Every now and then I get the opportunity to talk about the AAPG, and in particular the Division of Environmental Geosciences – but until now I have not had the opportunity to discuss the DEG with such a wide audience. And as I may never get this chance again, I am going to take this opportunity to tell you some things about the DEG and whom we are.
First let me explain where I am coming from and give you some examples of what many of the members in the DEG do.
I am a 35-plus-year AAPG member, but have been in the DEG for only about six years. When I first joined the DEG I didn’t really know much about the Division – and if you are not familiar with the DEG you may find yourself asking the same question I had: Just who are these DEG folks?
I have since come to embrace, respect and appreciate the diversity of the members of this division. As you will find, they are mostly a group of geoscientists who have many wide and varying interests, much like me. I like diversity in geosciences, and if you do too, and are looking for a fun place to come and unwind – you know, a place to get away from the 8-to-5 grind of sitting at the workstation, classroom or office – and if you are interested in learning some different styles of geological and geophysical exploration on the fringes of E&P, this is definitely the place for you.
The following are just a few examples of things that DEG members ponder:
- For instance, the recent devastating earthquake in Haiti has reminded us all of the fine balance between human life and geology. Catastrophic events such as tsunamis, earthquakes, volcanoes, mudslides, etc., all are geo-hazards, all of which are of great interest to scientists in the DEG, particularly those in the DEG’s Geo-Hazards Committee.
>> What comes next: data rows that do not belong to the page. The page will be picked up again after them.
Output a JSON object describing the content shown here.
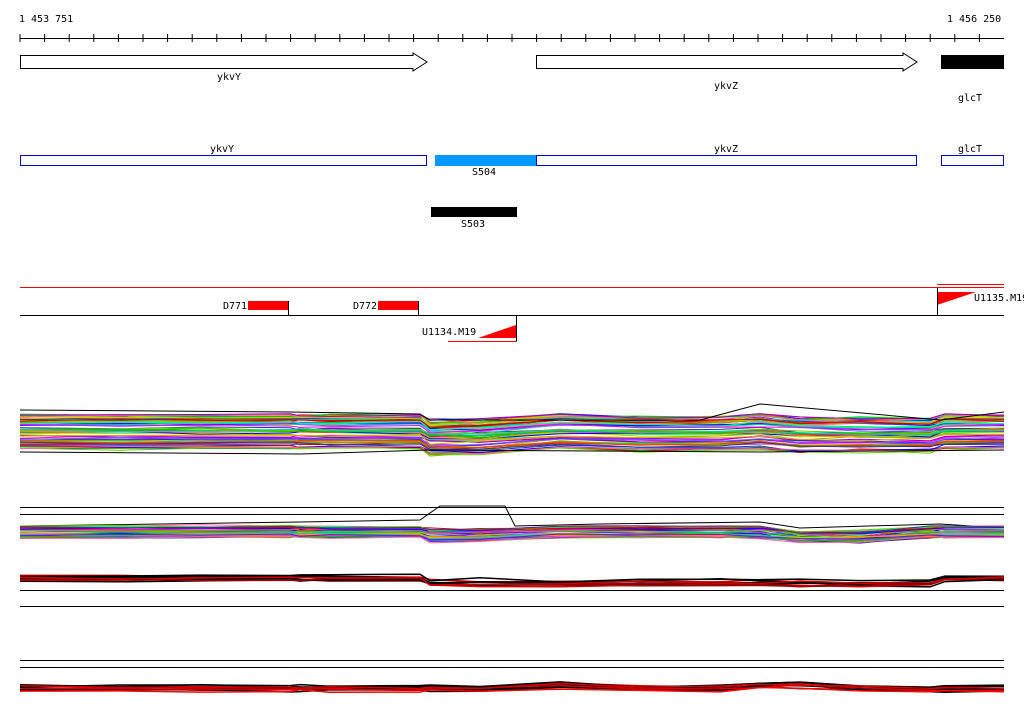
{
  "coordinates": {
    "start": "1 453 751",
    "end": "1 456 250"
  },
  "genes": [
    {
      "name": "ykvY",
      "strand": "+"
    },
    {
      "name": "ykvZ",
      "strand": "+"
    },
    {
      "name": "glcT",
      "strand": "+"
    }
  ],
  "transcripts": [
    {
      "name": "ykvY"
    },
    {
      "name": "ykvZ"
    },
    {
      "name": "glcT"
    }
  ],
  "segments": [
    {
      "name": "S504",
      "color": "#0099ff"
    },
    {
      "name": "S503",
      "color": "#000000"
    }
  ],
  "features": [
    {
      "name": "D771",
      "color": "#ff0000"
    },
    {
      "name": "D772",
      "color": "#ff0000"
    },
    {
      "name": "U1134.M19",
      "color": "#ff0000"
    },
    {
      "name": "U1135.M19",
      "color": "#ff0000"
    }
  ],
  "colors": {
    "accent_red": "#ff0000",
    "accent_blue": "#0000cc",
    "segment_blue": "#0099ff"
  }
}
- Then there are DEG members who are busy keeping unscrupulous land developers, who like to build and sell multi-million dollar houses on range front faults and rockslides to movie and rock stars, from doing so. OK, this is not tragedy of the same scale, but it can probably be traumatic to the homeowner.
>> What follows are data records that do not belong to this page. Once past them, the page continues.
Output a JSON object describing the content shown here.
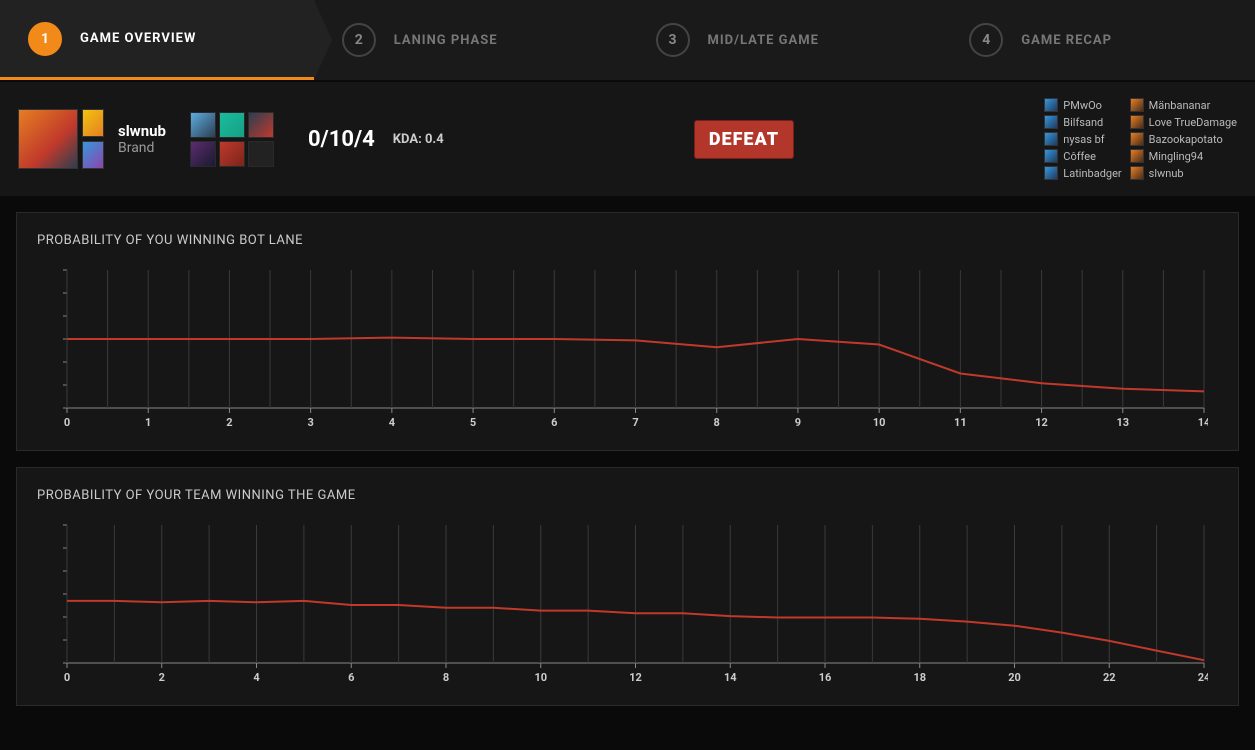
{
  "tabs": [
    {
      "num": "1",
      "label": "GAME OVERVIEW",
      "active": true
    },
    {
      "num": "2",
      "label": "LANING PHASE",
      "active": false
    },
    {
      "num": "3",
      "label": "MID/LATE GAME",
      "active": false
    },
    {
      "num": "4",
      "label": "GAME RECAP",
      "active": false
    }
  ],
  "player": {
    "name": "slwnub",
    "champion": "Brand",
    "kda": "0/10/4",
    "kda_label": "KDA: 0.4"
  },
  "result": "DEFEAT",
  "team1": [
    "PMwOo",
    "Bilfsand",
    "nysas bf",
    "Côffee",
    "Latinbadger"
  ],
  "team2": [
    "Mänbananar",
    "Love TrueDamage",
    "Bazookapotato",
    "Mingling94",
    "slwnub"
  ],
  "chart_data": [
    {
      "type": "line",
      "title": "PROBABILITY OF YOU WINNING BOT LANE",
      "xlabel": "",
      "ylabel": "",
      "ylim": [
        0,
        1
      ],
      "x": [
        0,
        1,
        2,
        3,
        4,
        5,
        6,
        7,
        8,
        9,
        10,
        11,
        12,
        13,
        14
      ],
      "values": [
        0.5,
        0.5,
        0.5,
        0.5,
        0.51,
        0.5,
        0.5,
        0.49,
        0.44,
        0.5,
        0.46,
        0.25,
        0.18,
        0.14,
        0.12
      ]
    },
    {
      "type": "line",
      "title": "PROBABILITY OF YOUR TEAM WINNING THE GAME",
      "xlabel": "",
      "ylabel": "",
      "ylim": [
        0,
        1
      ],
      "x": [
        0,
        2,
        4,
        6,
        8,
        10,
        12,
        14,
        16,
        18,
        20,
        22,
        24
      ],
      "values_full_x": [
        0,
        1,
        2,
        3,
        4,
        5,
        6,
        7,
        8,
        9,
        10,
        11,
        12,
        13,
        14,
        15,
        16,
        17,
        18,
        19,
        20,
        21,
        22,
        23,
        24
      ],
      "values": [
        0.45,
        0.45,
        0.44,
        0.45,
        0.44,
        0.45,
        0.42,
        0.42,
        0.4,
        0.4,
        0.38,
        0.38,
        0.36,
        0.36,
        0.34,
        0.33,
        0.33,
        0.33,
        0.32,
        0.3,
        0.27,
        0.22,
        0.16,
        0.09,
        0.02
      ]
    }
  ]
}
- The DEG has a Hydrogeology Committee. Do they do anything interesting? Is there anything you can learn from them? Before you decide, ponder this real-life example:
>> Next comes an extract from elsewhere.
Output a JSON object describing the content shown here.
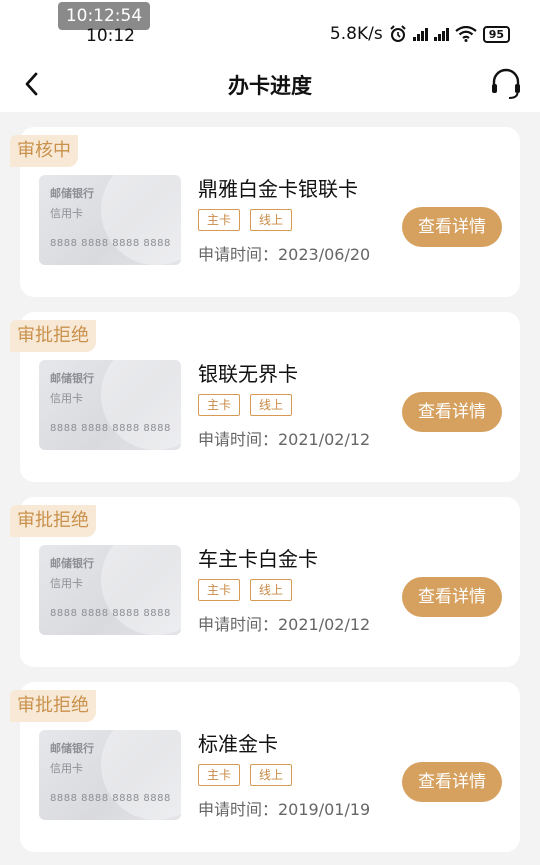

Let’s say you are a geologist tasked with removing a slug of brine water from an aquifer. For the sake of an analogy for the petroleum geologists, let’s call the aquifer a reservoir and let’s call the slug of brine your target. Your target is located within an extremely heterogeneous clastic reservoir and horizontal wellbores, hydrofracing, etc., is not an option, so you can’t manipulate the reservoir and just drill wells anywhere you want.
Also you can’t depend on reservoir pressure to push your target to the wellbore, because your reservoir at this depth is at atmospheric pressure. So you have to drill wells and pump them at a certain rate, which is totally dependent upon the permeability and porosity of the reservoir rock within that wellbore.
You also have limited resources, so you need to place your wells where they will do the most good, don’t interfere with each other and have the exact radius of influence to recover your entire target.
Now, let’s complicate matters a little – because your target is brine, unlike oil, which is floating at the top of a nice trap with a seal; it is denser than the surrounding fresh water; and it is hugging the undulating, unconformable surface of the underlying, impermeable formation.
It also is confined to a paleochannel incised in bedrock and is moving at a rate of 2.5 feet a day in the down dip direction. You will need to drill numerous stratigraphic tests and core the reservoir to gather the needed porosity and permeability data and to also make structure and isopach maps, cross-sections, etc.
All of this then needs to be inputted into a sophisticated 3-D model.
OK, I think you are starting to get the picture.
If you are interested in learning more about hydrogeology, etc., we have DEG members who do this for a living all the time. We can arrange short courses, seminars, symposiums, etc. on the subject.
Let’s say your expertise is mostly geophysical in nature. Using the same analogy above, you want to know the spatial and temporal relationships between the target and the reservoir, without going out and making a pincushion of the earth with wellbores.
There are numerous geophysical methods you can use, many of which are used every day in upstream oil and gas exploration such as seismic refraction and reflection to determine what the underlying bedrock structure looks like. You also can use geophysical methods such as electromagnetic surveys and resistivity profiles to determine the boundaries of the brine target. You can use typical downhole geophysical logging tools, such as induction and gamma ray in the wellbores to better define the vertical variations of the reservoir and target.
Want to learn things like this? We have an Environmental Geophysics Committee for you, staffed with world-renowned members who do this all the time.
This is just a sampling – there is not enough room in this article to even come close to describing all the other things we do in the DEG. If you want to find out more you just have to sign up.
I know you can find out more about these techniques joining other societies, but … hold on. Let me check … oh, yeah, for about $225 a year.
Or you can simply come join us in the DEG and let your imagination run wild.